Along with the charge sheet, the police also submitted supporting documents that were spread over 1,50,000 pages.
The police filed the first charge sheet on May 3, 2013.
The police had registered the cases around two years ago after duped investors of the now-defunct firm complained that the firm’s promoters A.S. Senthil Kumar, M. Vivek, M. Nithyanandan and R. Sathyalakshmi had failed to pay the promised returns.
The police registered a case against the promoters of the firm under sections 120 (B) (conspiracy), 406 (criminal breach of trust), 419 and 420 (cheating), 471 read with 468 (forgery for the purpose of cheating and using a forged document as genuine) of Indian Penal Code, sections 4,5 and 6 of Prize Chits and Money Circulation Scheme (Banning) Act of 1978 besides sections 5 of the Tamil Nadu Protection of Interests of Depositors (in financial establishments) Act of 1997.
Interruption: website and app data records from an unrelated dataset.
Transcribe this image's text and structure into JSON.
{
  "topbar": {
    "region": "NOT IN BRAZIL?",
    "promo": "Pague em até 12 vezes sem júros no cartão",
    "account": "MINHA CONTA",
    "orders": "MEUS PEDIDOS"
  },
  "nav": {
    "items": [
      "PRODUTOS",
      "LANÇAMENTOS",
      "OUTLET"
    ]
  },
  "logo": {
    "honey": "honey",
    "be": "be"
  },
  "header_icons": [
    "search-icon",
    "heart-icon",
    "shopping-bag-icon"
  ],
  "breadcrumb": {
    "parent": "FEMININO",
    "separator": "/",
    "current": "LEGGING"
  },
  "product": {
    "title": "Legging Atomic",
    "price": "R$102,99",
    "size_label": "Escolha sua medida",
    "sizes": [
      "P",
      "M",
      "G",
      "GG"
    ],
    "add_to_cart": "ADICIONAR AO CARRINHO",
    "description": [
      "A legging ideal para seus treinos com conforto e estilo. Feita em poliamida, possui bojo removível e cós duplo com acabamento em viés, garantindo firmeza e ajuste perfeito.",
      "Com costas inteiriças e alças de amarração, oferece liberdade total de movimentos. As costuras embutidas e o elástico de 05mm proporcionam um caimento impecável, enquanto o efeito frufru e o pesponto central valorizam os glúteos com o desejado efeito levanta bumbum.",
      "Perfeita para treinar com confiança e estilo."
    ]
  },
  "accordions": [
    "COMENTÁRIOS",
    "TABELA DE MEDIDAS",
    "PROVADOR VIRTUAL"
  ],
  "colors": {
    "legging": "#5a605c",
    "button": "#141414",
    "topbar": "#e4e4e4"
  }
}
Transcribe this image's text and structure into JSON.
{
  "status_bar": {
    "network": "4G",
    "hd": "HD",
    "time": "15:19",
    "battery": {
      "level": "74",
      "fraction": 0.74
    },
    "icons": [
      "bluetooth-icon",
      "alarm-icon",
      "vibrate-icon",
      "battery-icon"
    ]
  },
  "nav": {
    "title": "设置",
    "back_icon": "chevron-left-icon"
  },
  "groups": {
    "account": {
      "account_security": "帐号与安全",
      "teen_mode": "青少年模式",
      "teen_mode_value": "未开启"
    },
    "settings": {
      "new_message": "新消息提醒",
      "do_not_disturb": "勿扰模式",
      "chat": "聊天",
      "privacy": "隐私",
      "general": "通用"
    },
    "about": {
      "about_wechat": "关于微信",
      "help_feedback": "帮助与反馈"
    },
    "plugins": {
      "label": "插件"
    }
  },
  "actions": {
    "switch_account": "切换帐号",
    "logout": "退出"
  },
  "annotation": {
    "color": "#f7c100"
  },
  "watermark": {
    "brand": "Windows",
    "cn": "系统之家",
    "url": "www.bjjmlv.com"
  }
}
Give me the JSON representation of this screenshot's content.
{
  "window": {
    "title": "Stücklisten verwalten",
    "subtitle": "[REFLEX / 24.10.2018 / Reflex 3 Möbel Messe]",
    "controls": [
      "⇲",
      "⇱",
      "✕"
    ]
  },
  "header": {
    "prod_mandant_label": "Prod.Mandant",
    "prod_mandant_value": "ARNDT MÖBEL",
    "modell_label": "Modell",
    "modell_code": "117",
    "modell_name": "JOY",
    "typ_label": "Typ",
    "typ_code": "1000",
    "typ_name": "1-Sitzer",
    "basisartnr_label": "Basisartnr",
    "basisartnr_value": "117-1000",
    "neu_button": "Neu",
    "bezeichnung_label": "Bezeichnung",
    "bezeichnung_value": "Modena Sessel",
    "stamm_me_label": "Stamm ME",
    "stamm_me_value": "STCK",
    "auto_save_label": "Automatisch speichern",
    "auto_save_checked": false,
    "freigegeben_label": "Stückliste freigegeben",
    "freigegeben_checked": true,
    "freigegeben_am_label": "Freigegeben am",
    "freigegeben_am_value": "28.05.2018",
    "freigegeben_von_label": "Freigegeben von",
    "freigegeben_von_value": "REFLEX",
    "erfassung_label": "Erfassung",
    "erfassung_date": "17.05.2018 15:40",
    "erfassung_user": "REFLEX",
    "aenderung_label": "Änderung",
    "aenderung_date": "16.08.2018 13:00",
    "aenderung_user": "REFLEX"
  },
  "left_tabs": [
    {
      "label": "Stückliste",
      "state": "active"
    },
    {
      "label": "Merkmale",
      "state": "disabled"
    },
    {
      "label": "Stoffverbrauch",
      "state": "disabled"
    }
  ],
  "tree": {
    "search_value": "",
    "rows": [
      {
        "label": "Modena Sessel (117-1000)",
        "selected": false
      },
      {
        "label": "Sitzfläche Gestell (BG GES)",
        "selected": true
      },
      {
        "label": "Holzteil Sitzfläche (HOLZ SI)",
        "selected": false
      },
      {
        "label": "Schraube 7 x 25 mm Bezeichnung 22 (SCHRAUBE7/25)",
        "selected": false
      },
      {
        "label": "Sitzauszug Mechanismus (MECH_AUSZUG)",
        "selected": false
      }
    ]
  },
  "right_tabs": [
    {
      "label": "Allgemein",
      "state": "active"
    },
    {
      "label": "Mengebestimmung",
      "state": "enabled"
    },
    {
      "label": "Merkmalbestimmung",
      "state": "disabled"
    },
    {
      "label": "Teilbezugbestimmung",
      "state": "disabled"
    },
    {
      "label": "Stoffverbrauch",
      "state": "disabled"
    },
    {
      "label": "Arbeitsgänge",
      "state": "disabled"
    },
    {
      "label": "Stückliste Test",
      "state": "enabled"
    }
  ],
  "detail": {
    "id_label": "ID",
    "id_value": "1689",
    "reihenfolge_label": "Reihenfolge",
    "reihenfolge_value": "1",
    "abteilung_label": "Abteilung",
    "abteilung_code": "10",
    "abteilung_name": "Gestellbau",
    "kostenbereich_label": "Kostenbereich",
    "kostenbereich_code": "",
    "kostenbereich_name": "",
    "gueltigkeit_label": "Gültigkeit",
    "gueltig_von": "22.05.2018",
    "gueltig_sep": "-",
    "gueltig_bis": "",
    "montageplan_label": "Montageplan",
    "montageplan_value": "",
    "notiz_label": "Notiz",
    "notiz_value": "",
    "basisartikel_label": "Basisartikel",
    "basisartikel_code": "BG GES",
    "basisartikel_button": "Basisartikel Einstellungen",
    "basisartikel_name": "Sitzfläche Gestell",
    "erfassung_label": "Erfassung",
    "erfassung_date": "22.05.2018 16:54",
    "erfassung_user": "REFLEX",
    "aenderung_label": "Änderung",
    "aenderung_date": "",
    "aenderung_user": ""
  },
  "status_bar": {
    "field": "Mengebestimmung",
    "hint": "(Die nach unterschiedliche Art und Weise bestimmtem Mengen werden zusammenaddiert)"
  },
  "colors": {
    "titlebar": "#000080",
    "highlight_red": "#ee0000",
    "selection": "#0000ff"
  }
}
As complaints started pouring in, the District Crime Branch Police transferred on February 20, 2013 the case to the EOW, which started receiving complaints from duped investors from across the region.
The additional charge sheet pertains to as many as 14,766 complaints from Coimbatore. And, the money involved in the fraud was Rs. 105.40 crore, the sources said.
The sources said that the EOW had recovered properties with a market value of about Rs. 80 crore, which they planned to auction or sell based on court directions to compensate the duped investors. But that would be at a later stage, after the trial.
The EOW case was that the firm’s promoters floated an online multi-level marketing company, enrolled investment agents and collected money from the public promising attractive returns.
The agents collected money from the public and were the firm’s public face. But once the news of the fraud spread around, the agents went underground fearing police action.
In some cases, the agents had also lost money as they too had invested.
The promoters also went underground. After following leads for a long time, the EOW arrested the promoters (first three accused in the case) in Chennai in March 2013.